When students head off to college, contacting parents often isn’t a priority. With new classes and new friends, keeping mom and dad updated sometimes slips the minds of students. Its seeming importance even dwindles over the four years. However, having accurate data on parents is of critical importance to the activities of many offices, including Development and Student Affairs. A streamlined system implemented by W&M Information Technology has helped campus offices become even more efficient in their outreach activities over the past two years.
A Streamlined System
When an email sent out to W&M families a few years ago got a 15% bounce rate—the percentage of emails that could not be delivered—Mark Sikes, Associate Dean of Students and Director of Parent & Family Programs, realized that something needed to be done. It was time to find a better way to get updated student and family contact information. He turned to IT to try to create a solution, and a simple meeting of the minds over lunch was all it took to recognize that IT had the know-how and the power to create a “data bridge” between the three systems that collect and distribute student and family contact information at W&M.
Students used to be asked to enter contact information and emergency information at several times during the year and in many places. The data is collected and used by the Admission Office, Development, and by the student in Banner, but students were inputting data for the systems over and over. The many types of the same information that the systems asked for often made students frustrated and confused. And the repetition made it less likely that student contact data was accurate, as it often wasn’t updated in all places when it was changed manually.
However, with the new connected systems, students are asked to update and verify their emergency and contact information once each semester, in one central location. By streamlining student information into one entry point, it makes it much more likely that authorities will have the appropriate and correct information in the event of a personal or campus-wide emergency.
Sikes said that this simple change has made a huge difference: “If it’s so complicated, that’s why we’re not getting the most updated information—because we’re making it hard. If we make it easy for you to give us that information, we have a greater chance to get it.”
Reaching Parents Sooner
The streamlined system now pulls in parent contact information from the Common Application upon admission, meaning that Student Affairs is able to contact families of admitted students as soon as they have received their acceptance letters. And the effort has worked—parent communications now have a less than three percent bounce back rate. Sikes says his goal is a bounce rate of less than one percent.
The Student Affairs Office also uses the parent data to contact families of current students with monthly newsletters, as well as reaching out to families of newly admitted students. Although the streamlined system was implemented almost two years ago, results from it have made big impressions recently. Sikes said he got a reaction from the parent of a recently admitted student during the Early Decision season when he was able to immediately reach out and invite the family to a gathering for admitted students welcoming the student to W&M. The parent is a Vice President for Development at another Virginia college, and was impressed at W&M’s efforts to lead the way in parent outreach even from the very start.

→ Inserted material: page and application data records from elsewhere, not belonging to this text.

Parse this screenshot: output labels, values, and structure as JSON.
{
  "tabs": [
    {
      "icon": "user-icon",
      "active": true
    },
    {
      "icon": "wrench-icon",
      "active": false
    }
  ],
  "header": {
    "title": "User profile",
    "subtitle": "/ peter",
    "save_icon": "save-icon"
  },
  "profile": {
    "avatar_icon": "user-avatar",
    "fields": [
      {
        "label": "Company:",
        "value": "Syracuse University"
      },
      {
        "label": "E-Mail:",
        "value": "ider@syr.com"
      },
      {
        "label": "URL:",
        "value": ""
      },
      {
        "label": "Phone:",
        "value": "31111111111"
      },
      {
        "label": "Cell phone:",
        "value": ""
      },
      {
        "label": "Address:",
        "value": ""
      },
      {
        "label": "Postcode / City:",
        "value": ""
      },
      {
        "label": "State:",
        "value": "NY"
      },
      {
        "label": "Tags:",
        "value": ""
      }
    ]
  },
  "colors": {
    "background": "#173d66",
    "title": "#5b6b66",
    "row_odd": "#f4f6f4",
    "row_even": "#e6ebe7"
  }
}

A Cooperative Effort
But Sikes says the real story here is about departments at W&M working together. IT supported the initiative of Student Affairs much like it supports so many other efforts on campus. Simplifying the systems into one streamlined program enhanced the efforts of many offices, making business processes more efficient than ever before.
Sikes said, “It’s a direct process of different offices that have different priorities working together for what’s best for the overall institution. And I think that’s the key. There are very few campuses where departments are truly working together as a partnership, and to me that is the most successful thing that we have done collectively at William & Mary. We don’t operate in silos—we work together for what is important, which ultimately is the student.